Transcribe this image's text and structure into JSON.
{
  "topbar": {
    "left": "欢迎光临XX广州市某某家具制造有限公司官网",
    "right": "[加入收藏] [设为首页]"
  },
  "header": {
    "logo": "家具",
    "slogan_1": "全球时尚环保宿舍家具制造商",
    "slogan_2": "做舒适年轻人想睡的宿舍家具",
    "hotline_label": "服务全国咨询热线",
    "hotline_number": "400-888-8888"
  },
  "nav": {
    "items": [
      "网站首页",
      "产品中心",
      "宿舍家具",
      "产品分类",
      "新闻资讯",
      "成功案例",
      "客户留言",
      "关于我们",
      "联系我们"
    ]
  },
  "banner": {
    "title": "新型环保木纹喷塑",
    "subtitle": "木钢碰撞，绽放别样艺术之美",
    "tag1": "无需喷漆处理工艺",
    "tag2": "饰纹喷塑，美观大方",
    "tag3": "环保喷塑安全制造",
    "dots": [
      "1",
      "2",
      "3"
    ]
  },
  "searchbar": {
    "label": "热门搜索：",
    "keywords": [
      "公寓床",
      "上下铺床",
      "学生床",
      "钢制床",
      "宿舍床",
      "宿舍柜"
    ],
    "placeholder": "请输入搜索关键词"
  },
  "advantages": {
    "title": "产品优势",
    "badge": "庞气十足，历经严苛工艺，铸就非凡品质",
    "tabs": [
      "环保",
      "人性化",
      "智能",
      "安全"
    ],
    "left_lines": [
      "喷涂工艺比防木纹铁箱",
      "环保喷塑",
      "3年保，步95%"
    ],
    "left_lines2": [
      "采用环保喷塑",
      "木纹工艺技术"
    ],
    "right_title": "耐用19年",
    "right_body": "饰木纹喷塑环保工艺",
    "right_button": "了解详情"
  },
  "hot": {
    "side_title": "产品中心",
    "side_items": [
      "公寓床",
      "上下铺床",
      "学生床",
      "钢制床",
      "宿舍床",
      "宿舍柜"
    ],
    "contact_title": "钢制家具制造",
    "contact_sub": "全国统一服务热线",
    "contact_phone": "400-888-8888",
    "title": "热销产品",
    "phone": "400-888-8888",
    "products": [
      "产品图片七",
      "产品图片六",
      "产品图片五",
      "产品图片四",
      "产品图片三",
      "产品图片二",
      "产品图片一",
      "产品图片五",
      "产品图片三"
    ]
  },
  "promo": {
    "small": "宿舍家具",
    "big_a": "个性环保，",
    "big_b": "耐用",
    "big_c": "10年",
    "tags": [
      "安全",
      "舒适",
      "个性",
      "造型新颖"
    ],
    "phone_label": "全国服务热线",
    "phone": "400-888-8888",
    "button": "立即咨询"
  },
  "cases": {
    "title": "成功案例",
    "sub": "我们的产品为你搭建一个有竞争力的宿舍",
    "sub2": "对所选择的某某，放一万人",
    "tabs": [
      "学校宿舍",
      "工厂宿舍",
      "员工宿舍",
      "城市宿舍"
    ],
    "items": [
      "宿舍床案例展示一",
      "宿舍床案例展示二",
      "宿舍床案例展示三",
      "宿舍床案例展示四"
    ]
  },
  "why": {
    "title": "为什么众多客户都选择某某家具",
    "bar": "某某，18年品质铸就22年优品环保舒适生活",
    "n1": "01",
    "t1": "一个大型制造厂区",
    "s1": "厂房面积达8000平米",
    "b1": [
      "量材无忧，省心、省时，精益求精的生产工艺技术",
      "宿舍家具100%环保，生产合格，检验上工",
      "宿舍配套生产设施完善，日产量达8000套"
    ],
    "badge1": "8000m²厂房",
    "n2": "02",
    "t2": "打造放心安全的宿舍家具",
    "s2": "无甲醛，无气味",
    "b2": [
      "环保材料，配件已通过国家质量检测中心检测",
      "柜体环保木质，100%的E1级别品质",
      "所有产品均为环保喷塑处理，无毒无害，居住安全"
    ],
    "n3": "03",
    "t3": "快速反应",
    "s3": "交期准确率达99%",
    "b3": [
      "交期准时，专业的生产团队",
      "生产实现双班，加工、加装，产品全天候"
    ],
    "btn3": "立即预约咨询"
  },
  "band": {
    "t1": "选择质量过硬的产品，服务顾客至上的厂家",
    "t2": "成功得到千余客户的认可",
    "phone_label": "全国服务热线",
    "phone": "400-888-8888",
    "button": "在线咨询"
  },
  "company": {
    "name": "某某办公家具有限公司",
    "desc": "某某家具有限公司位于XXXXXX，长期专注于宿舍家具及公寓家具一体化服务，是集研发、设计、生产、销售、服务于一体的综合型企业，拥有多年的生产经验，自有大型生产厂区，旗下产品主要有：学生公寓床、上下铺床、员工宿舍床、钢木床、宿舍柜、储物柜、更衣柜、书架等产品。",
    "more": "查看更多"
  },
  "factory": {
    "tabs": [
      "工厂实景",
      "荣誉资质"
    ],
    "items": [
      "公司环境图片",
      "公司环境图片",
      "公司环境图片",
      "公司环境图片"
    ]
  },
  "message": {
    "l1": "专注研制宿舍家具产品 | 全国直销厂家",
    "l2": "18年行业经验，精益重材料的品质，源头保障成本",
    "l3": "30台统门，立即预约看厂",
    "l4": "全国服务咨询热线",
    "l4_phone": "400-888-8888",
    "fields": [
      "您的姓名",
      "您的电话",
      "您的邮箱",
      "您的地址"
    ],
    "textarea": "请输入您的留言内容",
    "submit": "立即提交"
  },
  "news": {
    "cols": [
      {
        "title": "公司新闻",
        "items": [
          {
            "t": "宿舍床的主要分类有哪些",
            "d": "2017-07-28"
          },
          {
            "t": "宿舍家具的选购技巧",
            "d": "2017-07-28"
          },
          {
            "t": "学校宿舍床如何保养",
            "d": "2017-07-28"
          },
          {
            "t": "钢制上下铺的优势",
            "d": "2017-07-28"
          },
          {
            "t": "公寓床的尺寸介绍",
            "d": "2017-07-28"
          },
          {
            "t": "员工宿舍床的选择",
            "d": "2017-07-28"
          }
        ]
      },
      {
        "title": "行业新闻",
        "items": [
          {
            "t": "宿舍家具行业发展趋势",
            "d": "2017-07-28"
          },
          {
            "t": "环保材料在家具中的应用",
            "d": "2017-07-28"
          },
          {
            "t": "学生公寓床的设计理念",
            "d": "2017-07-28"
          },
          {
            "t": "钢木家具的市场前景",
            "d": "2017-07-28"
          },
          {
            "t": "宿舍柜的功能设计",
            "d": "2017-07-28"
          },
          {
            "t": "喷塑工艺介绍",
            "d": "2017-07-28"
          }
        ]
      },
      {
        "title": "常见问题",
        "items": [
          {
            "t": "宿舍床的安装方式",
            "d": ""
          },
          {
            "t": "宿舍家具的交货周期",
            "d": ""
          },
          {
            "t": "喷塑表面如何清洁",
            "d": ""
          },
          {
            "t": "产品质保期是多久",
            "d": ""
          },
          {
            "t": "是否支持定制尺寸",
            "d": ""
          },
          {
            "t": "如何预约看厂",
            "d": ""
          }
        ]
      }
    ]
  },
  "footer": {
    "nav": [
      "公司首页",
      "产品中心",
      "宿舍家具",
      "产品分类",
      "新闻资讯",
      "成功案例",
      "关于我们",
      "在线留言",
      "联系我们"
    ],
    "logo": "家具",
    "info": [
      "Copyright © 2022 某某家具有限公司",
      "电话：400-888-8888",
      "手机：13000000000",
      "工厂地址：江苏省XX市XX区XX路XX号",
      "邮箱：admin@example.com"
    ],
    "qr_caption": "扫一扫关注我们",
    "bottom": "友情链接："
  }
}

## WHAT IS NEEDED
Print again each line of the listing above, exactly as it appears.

## YOUR SOLUTION
Transcribe this image's text and structure into JSON.
{
  "topbar": {
    "left": "欢迎光临XX广州市某某家具制造有限公司官网",
    "right": "[加入收藏] [设为首页]"
  },
  "header": {
    "logo": "家具",
    "slogan_1": "全球时尚环保宿舍家具制造商",
    "slogan_2": "做舒适年轻人想睡的宿舍家具",
    "hotline_label": "服务全国咨询热线",
    "hotline_number": "400-888-8888"
  },
  "nav": {
    "items": [
      "网站首页",
      "产品中心",
      "宿舍家具",
      "产品分类",
      "新闻资讯",
      "成功案例",
      "客户留言",
      "关于我们",
      "联系我们"
    ]
  },
  "banner": {
    "title": "新型环保木纹喷塑",
    "subtitle": "木钢碰撞，绽放别样艺术之美",
    "tag1": "无需喷漆处理工艺",
    "tag2": "饰纹喷塑，美观大方",
    "tag3": "环保喷塑安全制造",
    "dots": [
      "1",
      "2",
      "3"
    ]
  },
  "searchbar": {
    "label": "热门搜索：",
    "keywords": [
      "公寓床",
      "上下铺床",
      "学生床",
      "钢制床",
      "宿舍床",
      "宿舍柜"
    ],
    "placeholder": "请输入搜索关键词"
  },
  "advantages": {
    "title": "产品优势",
    "badge": "庞气十足，历经严苛工艺，铸就非凡品质",
    "tabs": [
      "环保",
      "人性化",
      "智能",
      "安全"
    ],
    "left_lines": [
      "喷涂工艺比防木纹铁箱",
      "环保喷塑",
      "3年保，步95%"
    ],
    "left_lines2": [
      "采用环保喷塑",
      "木纹工艺技术"
    ],
    "right_title": "耐用19年",
    "right_body": "饰木纹喷塑环保工艺",
    "right_button": "了解详情"
  },
  "hot": {
    "side_title": "产品中心",
    "side_items": [
      "公寓床",
      "上下铺床",
      "学生床",
      "钢制床",
      "宿舍床",
      "宿舍柜"
    ],
    "contact_title": "钢制家具制造",
    "contact_sub": "全国统一服务热线",
    "contact_phone": "400-888-8888",
    "title": "热销产品",
    "phone": "400-888-8888",
    "products": [
      "产品图片七",
      "产品图片六",
      "产品图片五",
      "产品图片四",
      "产品图片三",
      "产品图片二",
      "产品图片一",
      "产品图片五",
      "产品图片三"
    ]
  },
  "promo": {
    "small": "宿舍家具",
    "big_a": "个性环保，",
    "big_b": "耐用",
    "big_c": "10年",
    "tags": [
      "安全",
      "舒适",
      "个性",
      "造型新颖"
    ],
    "phone_label": "全国服务热线",
    "phone": "400-888-8888",
    "button": "立即咨询"
  },
  "cases": {
    "title": "成功案例",
    "sub": "我们的产品为你搭建一个有竞争力的宿舍",
    "sub2": "对所选择的某某，放一万人",
    "tabs": [
      "学校宿舍",
      "工厂宿舍",
      "员工宿舍",
      "城市宿舍"
    ],
    "items": [
      "宿舍床案例展示一",
      "宿舍床案例展示二",
      "宿舍床案例展示三",
      "宿舍床案例展示四"
    ]
  },
  "why": {
    "title": "为什么众多客户都选择某某家具",
    "bar": "某某，18年品质铸就22年优品环保舒适生活",
    "n1": "01",
    "t1": "一个大型制造厂区",
    "s1": "厂房面积达8000平米",
    "b1": [
      "量材无忧，省心、省时，精益求精的生产工艺技术",
      "宿舍家具100%环保，生产合格，检验上工",
      "宿舍配套生产设施完善，日产量达8000套"
    ],
    "badge1": "8000m²厂房",
    "n2": "02",
    "t2": "打造放心安全的宿舍家具",
    "s2": "无甲醛，无气味",
    "b2": [
      "环保材料，配件已通过国家质量检测中心检测",
      "柜体环保木质，100%的E1级别品质",
      "所有产品均为环保喷塑处理，无毒无害，居住安全"
    ],
    "n3": "03",
    "t3": "快速反应",
    "s3": "交期准确率达99%",
    "b3": [
      "交期准时，专业的生产团队",
      "生产实现双班，加工、加装，产品全天候"
    ],
    "btn3": "立即预约咨询"
  },
  "band": {
    "t1": "选择质量过硬的产品，服务顾客至上的厂家",
    "t2": "成功得到千余客户的认可",
    "phone_label": "全国服务热线",
    "phone": "400-888-8888",
    "button": "在线咨询"
  },
  "company": {
    "name": "某某办公家具有限公司",
    "desc": "某某家具有限公司位于XXXXXX，长期专注于宿舍家具及公寓家具一体化服务，是集研发、设计、生产、销售、服务于一体的综合型企业，拥有多年的生产经验，自有大型生产厂区，旗下产品主要有：学生公寓床、上下铺床、员工宿舍床、钢木床、宿舍柜、储物柜、更衣柜、书架等产品。",
    "more": "查看更多"
  },
  "factory": {
    "tabs": [
      "工厂实景",
      "荣誉资质"
    ],
    "items": [
      "公司环境图片",
      "公司环境图片",
      "公司环境图片",
      "公司环境图片"
    ]
  },
  "message": {
    "l1": "专注研制宿舍家具产品 | 全国直销厂家",
    "l2": "18年行业经验，精益重材料的品质，源头保障成本",
    "l3": "30台统门，立即预约看厂",
    "l4": "全国服务咨询热线",
    "l4_phone": "400-888-8888",
    "fields": [
      "您的姓名",
      "您的电话",
      "您的邮箱",
      "您的地址"
    ],
    "textarea": "请输入您的留言内容",
    "submit": "立即提交"
  },
  "news": {
    "cols": [
      {
        "title": "公司新闻",
        "items": [
          {
            "t": "宿舍床的主要分类有哪些",
            "d": "2017-07-28"
          },
          {
            "t": "宿舍家具的选购技巧",
            "d": "2017-07-28"
          },
          {
            "t": "学校宿舍床如何保养",
            "d": "2017-07-28"
          },
          {
            "t": "钢制上下铺的优势",
            "d": "2017-07-28"
          },
          {
            "t": "公寓床的尺寸介绍",
            "d": "2017-07-28"
          },
          {
            "t": "员工宿舍床的选择",
            "d": "2017-07-28"
          }
        ]
      },
      {
        "title": "行业新闻",
        "items": [
          {
            "t": "宿舍家具行业发展趋势",
            "d": "2017-07-28"
          },
          {
            "t": "环保材料在家具中的应用",
            "d": "2017-07-28"
          },
          {
            "t": "学生公寓床的设计理念",
            "d": "2017-07-28"
          },
          {
            "t": "钢木家具的市场前景",
            "d": "2017-07-28"
          },
          {
            "t": "宿舍柜的功能设计",
            "d": "2017-07-28"
          },
          {
            "t": "喷塑工艺介绍",
            "d": "2017-07-28"
          }
        ]
      },
      {
        "title": "常见问题",
        "items": [
          {
            "t": "宿舍床的安装方式",
            "d": ""
          },
          {
            "t": "宿舍家具的交货周期",
            "d": ""
          },
          {
            "t": "喷塑表面如何清洁",
            "d": ""
          },
          {
            "t": "产品质保期是多久",
            "d": ""
          },
          {
            "t": "是否支持定制尺寸",
            "d": ""
          },
          {
            "t": "如何预约看厂",
            "d": ""
          }
        ]
      }
    ]
  },
  "footer": {
    "nav": [
      "公司首页",
      "产品中心",
      "宿舍家具",
      "产品分类",
      "新闻资讯",
      "成功案例",
      "关于我们",
      "在线留言",
      "联系我们"
    ],
    "logo": "家具",
    "info": [
      "Copyright © 2022 某某家具有限公司",
      "电话：400-888-8888",
      "手机：13000000000",
      "工厂地址：江苏省XX市XX区XX路XX号",
      "邮箱：admin@example.com"
    ],
    "qr_caption": "扫一扫关注我们",
    "bottom": "友情链接："
  }
}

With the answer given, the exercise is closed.